--- START ---
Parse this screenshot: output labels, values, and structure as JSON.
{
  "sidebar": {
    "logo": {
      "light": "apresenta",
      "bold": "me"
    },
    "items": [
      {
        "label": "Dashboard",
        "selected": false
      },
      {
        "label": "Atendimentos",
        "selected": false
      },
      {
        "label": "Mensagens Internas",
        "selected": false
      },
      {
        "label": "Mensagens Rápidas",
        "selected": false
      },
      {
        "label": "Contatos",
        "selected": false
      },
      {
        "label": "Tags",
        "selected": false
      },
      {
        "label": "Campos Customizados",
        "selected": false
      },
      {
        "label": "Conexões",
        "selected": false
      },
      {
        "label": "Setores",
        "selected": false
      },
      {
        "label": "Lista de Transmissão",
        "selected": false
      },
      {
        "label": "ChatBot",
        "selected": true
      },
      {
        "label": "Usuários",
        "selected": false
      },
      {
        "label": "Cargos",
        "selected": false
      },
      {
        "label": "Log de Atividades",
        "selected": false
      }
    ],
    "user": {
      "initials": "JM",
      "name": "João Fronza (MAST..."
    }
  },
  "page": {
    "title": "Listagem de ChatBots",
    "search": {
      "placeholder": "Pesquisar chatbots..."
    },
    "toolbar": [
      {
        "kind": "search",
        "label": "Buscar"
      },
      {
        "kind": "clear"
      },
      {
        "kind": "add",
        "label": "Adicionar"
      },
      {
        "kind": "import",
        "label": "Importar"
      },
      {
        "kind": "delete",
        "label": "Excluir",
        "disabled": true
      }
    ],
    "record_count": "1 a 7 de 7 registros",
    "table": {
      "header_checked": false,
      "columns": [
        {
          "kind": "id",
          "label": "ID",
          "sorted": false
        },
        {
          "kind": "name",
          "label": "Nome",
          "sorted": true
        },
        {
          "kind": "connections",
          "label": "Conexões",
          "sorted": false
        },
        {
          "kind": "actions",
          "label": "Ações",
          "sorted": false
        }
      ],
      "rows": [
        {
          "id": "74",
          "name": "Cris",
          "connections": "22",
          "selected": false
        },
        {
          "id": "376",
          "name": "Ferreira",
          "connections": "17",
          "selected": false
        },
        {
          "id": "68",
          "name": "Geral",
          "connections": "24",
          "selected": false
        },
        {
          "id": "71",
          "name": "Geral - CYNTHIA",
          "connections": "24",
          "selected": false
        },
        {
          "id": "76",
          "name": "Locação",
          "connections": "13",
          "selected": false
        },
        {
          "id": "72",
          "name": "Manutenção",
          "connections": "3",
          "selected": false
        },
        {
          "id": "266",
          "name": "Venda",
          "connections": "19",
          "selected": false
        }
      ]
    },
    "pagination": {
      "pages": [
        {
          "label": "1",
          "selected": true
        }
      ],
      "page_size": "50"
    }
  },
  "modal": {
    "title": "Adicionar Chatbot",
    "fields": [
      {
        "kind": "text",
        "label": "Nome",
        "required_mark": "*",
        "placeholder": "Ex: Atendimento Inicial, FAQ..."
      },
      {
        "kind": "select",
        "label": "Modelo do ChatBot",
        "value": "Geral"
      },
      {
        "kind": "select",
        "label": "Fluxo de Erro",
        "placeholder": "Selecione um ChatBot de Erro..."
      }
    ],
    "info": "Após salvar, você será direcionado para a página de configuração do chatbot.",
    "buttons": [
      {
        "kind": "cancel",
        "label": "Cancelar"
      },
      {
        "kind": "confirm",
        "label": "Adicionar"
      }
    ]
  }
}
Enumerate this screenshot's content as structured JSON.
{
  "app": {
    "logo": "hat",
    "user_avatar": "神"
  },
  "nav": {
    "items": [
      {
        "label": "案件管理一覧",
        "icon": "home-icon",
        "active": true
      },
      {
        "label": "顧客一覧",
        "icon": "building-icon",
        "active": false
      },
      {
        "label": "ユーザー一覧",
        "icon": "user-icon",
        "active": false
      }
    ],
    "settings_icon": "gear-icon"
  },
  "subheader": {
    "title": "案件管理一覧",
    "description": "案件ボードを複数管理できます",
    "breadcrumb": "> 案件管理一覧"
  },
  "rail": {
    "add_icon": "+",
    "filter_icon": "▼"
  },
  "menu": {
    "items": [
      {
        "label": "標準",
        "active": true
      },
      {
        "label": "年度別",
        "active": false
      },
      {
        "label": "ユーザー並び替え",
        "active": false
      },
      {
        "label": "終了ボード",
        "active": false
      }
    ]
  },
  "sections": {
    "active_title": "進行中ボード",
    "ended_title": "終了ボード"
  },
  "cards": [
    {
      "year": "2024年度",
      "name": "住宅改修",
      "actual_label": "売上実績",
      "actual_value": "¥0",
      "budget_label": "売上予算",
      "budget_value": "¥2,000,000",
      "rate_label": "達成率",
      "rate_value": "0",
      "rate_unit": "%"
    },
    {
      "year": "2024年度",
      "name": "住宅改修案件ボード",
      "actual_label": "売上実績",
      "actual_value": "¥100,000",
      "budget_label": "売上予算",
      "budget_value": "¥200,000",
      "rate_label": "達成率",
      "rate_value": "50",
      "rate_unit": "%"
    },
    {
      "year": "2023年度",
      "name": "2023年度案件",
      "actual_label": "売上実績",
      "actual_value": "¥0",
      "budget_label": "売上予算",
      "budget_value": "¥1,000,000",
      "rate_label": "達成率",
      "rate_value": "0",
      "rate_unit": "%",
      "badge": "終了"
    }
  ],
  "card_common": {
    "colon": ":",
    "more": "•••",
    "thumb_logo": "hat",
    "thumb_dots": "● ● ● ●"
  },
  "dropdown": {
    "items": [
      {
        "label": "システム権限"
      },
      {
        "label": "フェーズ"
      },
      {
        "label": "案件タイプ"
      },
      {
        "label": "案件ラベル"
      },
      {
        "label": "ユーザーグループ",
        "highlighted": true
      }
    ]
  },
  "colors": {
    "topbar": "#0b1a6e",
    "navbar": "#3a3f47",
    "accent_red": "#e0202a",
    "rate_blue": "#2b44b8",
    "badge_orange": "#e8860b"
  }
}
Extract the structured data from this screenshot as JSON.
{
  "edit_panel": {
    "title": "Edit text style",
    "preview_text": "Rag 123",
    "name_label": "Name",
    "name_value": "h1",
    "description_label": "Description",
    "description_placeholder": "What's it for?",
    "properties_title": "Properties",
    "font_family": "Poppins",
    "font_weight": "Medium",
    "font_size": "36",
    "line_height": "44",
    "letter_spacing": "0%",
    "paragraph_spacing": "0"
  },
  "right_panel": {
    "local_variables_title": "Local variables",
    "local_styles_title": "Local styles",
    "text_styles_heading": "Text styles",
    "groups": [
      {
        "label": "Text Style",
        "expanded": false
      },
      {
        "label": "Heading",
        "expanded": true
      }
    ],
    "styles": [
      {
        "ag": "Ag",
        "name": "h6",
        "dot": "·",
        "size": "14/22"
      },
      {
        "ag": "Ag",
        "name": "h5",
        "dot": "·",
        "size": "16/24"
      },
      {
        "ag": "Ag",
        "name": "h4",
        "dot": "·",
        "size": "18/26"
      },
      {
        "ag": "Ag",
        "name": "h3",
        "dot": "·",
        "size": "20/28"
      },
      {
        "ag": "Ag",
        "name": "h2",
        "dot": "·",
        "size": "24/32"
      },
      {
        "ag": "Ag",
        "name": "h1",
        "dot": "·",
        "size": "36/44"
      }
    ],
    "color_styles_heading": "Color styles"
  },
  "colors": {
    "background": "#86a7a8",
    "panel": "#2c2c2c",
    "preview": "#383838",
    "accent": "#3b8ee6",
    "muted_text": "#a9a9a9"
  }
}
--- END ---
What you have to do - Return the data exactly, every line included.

Solved exercise -
Parse this screenshot: output labels, values, and structure as JSON.
{
  "sidebar": {
    "logo": {
      "light": "apresenta",
      "bold": "me"
    },
    "items": [
      {
        "label": "Dashboard",
        "selected": false
      },
      {
        "label": "Atendimentos",
        "selected": false
      },
      {
        "label": "Mensagens Internas",
        "selected": false
      },
      {
        "label": "Mensagens Rápidas",
        "selected": false
      },
      {
        "label": "Contatos",
        "selected": false
      },
      {
        "label": "Tags",
        "selected": false
      },
      {
        "label": "Campos Customizados",
        "selected": false
      },
      {
        "label": "Conexões",
        "selected": false
      },
      {
        "label": "Setores",
        "selected": false
      },
      {
        "label": "Lista de Transmissão",
        "selected": false
      },
      {
        "label": "ChatBot",
        "selected": true
      },
      {
        "label": "Usuários",
        "selected": false
      },
      {
        "label": "Cargos",
        "selected": false
      },
      {
        "label": "Log de Atividades",
        "selected": false
      }
    ],
    "user": {
      "initials": "JM",
      "name": "João Fronza (MAST..."
    }
  },
  "page": {
    "title": "Listagem de ChatBots",
    "search": {
      "placeholder": "Pesquisar chatbots..."
    },
    "toolbar": [
      {
        "kind": "search",
        "label": "Buscar"
      },
      {
        "kind": "clear"
      },
      {
        "kind": "add",
        "label": "Adicionar"
      },
      {
        "kind": "import",
        "label": "Importar"
      },
      {
        "kind": "delete",
        "label": "Excluir",
        "disabled": true
      }
    ],
    "record_count": "1 a 7 de 7 registros",
    "table": {
      "header_checked": false,
      "columns": [
        {
          "kind": "id",
          "label": "ID",
          "sorted": false
        },
        {
          "kind": "name",
          "label": "Nome",
          "sorted": true
        },
        {
          "kind": "connections",
          "label": "Conexões",
          "sorted": false
        },
        {
          "kind": "actions",
          "label": "Ações",
          "sorted": false
        }
      ],
      "rows": [
        {
          "id": "74",
          "name": "Cris",
          "connections": "22",
          "selected": false
        },
        {
          "id": "376",
          "name": "Ferreira",
          "connections": "17",
          "selected": false
        },
        {
          "id": "68",
          "name": "Geral",
          "connections": "24",
          "selected": false
        },
        {
          "id": "71",
          "name": "Geral - CYNTHIA",
          "connections": "24",
          "selected": false
        },
        {
          "id": "76",
          "name": "Locação",
          "connections": "13",
          "selected": false
        },
        {
          "id": "72",
          "name": "Manutenção",
          "connections": "3",
          "selected": false
        },
        {
          "id": "266",
          "name": "Venda",
          "connections": "19",
          "selected": false
        }
      ]
    },
    "pagination": {
      "pages": [
        {
          "label": "1",
          "selected": true
        }
      ],
      "page_size": "50"
    }
  },
  "modal": {
    "title": "Adicionar Chatbot",
    "fields": [
      {
        "kind": "text",
        "label": "Nome",
        "required_mark": "*",
        "placeholder": "Ex: Atendimento Inicial, FAQ..."
      },
      {
        "kind": "select",
        "label": "Modelo do ChatBot",
        "value": "Geral"
      },
      {
        "kind": "select",
        "label": "Fluxo de Erro",
        "placeholder": "Selecione um ChatBot de Erro..."
      }
    ],
    "info": "Após salvar, você será direcionado para a página de configuração do chatbot.",
    "buttons": [
      {
        "kind": "cancel",
        "label": "Cancelar"
      },
      {
        "kind": "confirm",
        "label": "Adicionar"
      }
    ]
  }
}
Enumerate this screenshot's content as structured JSON.
{
  "app": {
    "logo": "hat",
    "user_avatar": "神"
  },
  "nav": {
    "items": [
      {
        "label": "案件管理一覧",
        "icon": "home-icon",
        "active": true
      },
      {
        "label": "顧客一覧",
        "icon": "building-icon",
        "active": false
      },
      {
        "label": "ユーザー一覧",
        "icon": "user-icon",
        "active": false
      }
    ],
    "settings_icon": "gear-icon"
  },
  "subheader": {
    "title": "案件管理一覧",
    "description": "案件ボードを複数管理できます",
    "breadcrumb": "> 案件管理一覧"
  },
  "rail": {
    "add_icon": "+",
    "filter_icon": "▼"
  },
  "menu": {
    "items": [
      {
        "label": "標準",
        "active": true
      },
      {
        "label": "年度別",
        "active": false
      },
      {
        "label": "ユーザー並び替え",
        "active": false
      },
      {
        "label": "終了ボード",
        "active": false
      }
    ]
  },
  "sections": {
    "active_title": "進行中ボード",
    "ended_title": "終了ボード"
  },
  "cards": [
    {
      "year": "2024年度",
      "name": "住宅改修",
      "actual_label": "売上実績",
      "actual_value": "¥0",
      "budget_label": "売上予算",
      "budget_value": "¥2,000,000",
      "rate_label": "達成率",
      "rate_value": "0",
      "rate_unit": "%"
    },
    {
      "year": "2024年度",
      "name": "住宅改修案件ボード",
      "actual_label": "売上実績",
      "actual_value": "¥100,000",
      "budget_label": "売上予算",
      "budget_value": "¥200,000",
      "rate_label": "達成率",
      "rate_value": "50",
      "rate_unit": "%"
    },
    {
      "year": "2023年度",
      "name": "2023年度案件",
      "actual_label": "売上実績",
      "actual_value": "¥0",
      "budget_label": "売上予算",
      "budget_value": "¥1,000,000",
      "rate_label": "達成率",
      "rate_value": "0",
      "rate_unit": "%",
      "badge": "終了"
    }
  ],
  "card_common": {
    "colon": ":",
    "more": "•••",
    "thumb_logo": "hat",
    "thumb_dots": "● ● ● ●"
  },
  "dropdown": {
    "items": [
      {
        "label": "システム権限"
      },
      {
        "label": "フェーズ"
      },
      {
        "label": "案件タイプ"
      },
      {
        "label": "案件ラベル"
      },
      {
        "label": "ユーザーグループ",
        "highlighted": true
      }
    ]
  },
  "colors": {
    "topbar": "#0b1a6e",
    "navbar": "#3a3f47",
    "accent_red": "#e0202a",
    "rate_blue": "#2b44b8",
    "badge_orange": "#e8860b"
  }
}
Extract the structured data from this screenshot as JSON.
{
  "edit_panel": {
    "title": "Edit text style",
    "preview_text": "Rag 123",
    "name_label": "Name",
    "name_value": "h1",
    "description_label": "Description",
    "description_placeholder": "What's it for?",
    "properties_title": "Properties",
    "font_family": "Poppins",
    "font_weight": "Medium",
    "font_size": "36",
    "line_height": "44",
    "letter_spacing": "0%",
    "paragraph_spacing": "0"
  },
  "right_panel": {
    "local_variables_title": "Local variables",
    "local_styles_title": "Local styles",
    "text_styles_heading": "Text styles",
    "groups": [
      {
        "label": "Text Style",
        "expanded": false
      },
      {
        "label": "Heading",
        "expanded": true
      }
    ],
    "styles": [
      {
        "ag": "Ag",
        "name": "h6",
        "dot": "·",
        "size": "14/22"
      },
      {
        "ag": "Ag",
        "name": "h5",
        "dot": "·",
        "size": "16/24"
      },
      {
        "ag": "Ag",
        "name": "h4",
        "dot": "·",
        "size": "18/26"
      },
      {
        "ag": "Ag",
        "name": "h3",
        "dot": "·",
        "size": "20/28"
      },
      {
        "ag": "Ag",
        "name": "h2",
        "dot": "·",
        "size": "24/32"
      },
      {
        "ag": "Ag",
        "name": "h1",
        "dot": "·",
        "size": "36/44"
      }
    ],
    "color_styles_heading": "Color styles"
  },
  "colors": {
    "background": "#86a7a8",
    "panel": "#2c2c2c",
    "preview": "#383838",
    "accent": "#3b8ee6",
    "muted_text": "#a9a9a9"
  }
}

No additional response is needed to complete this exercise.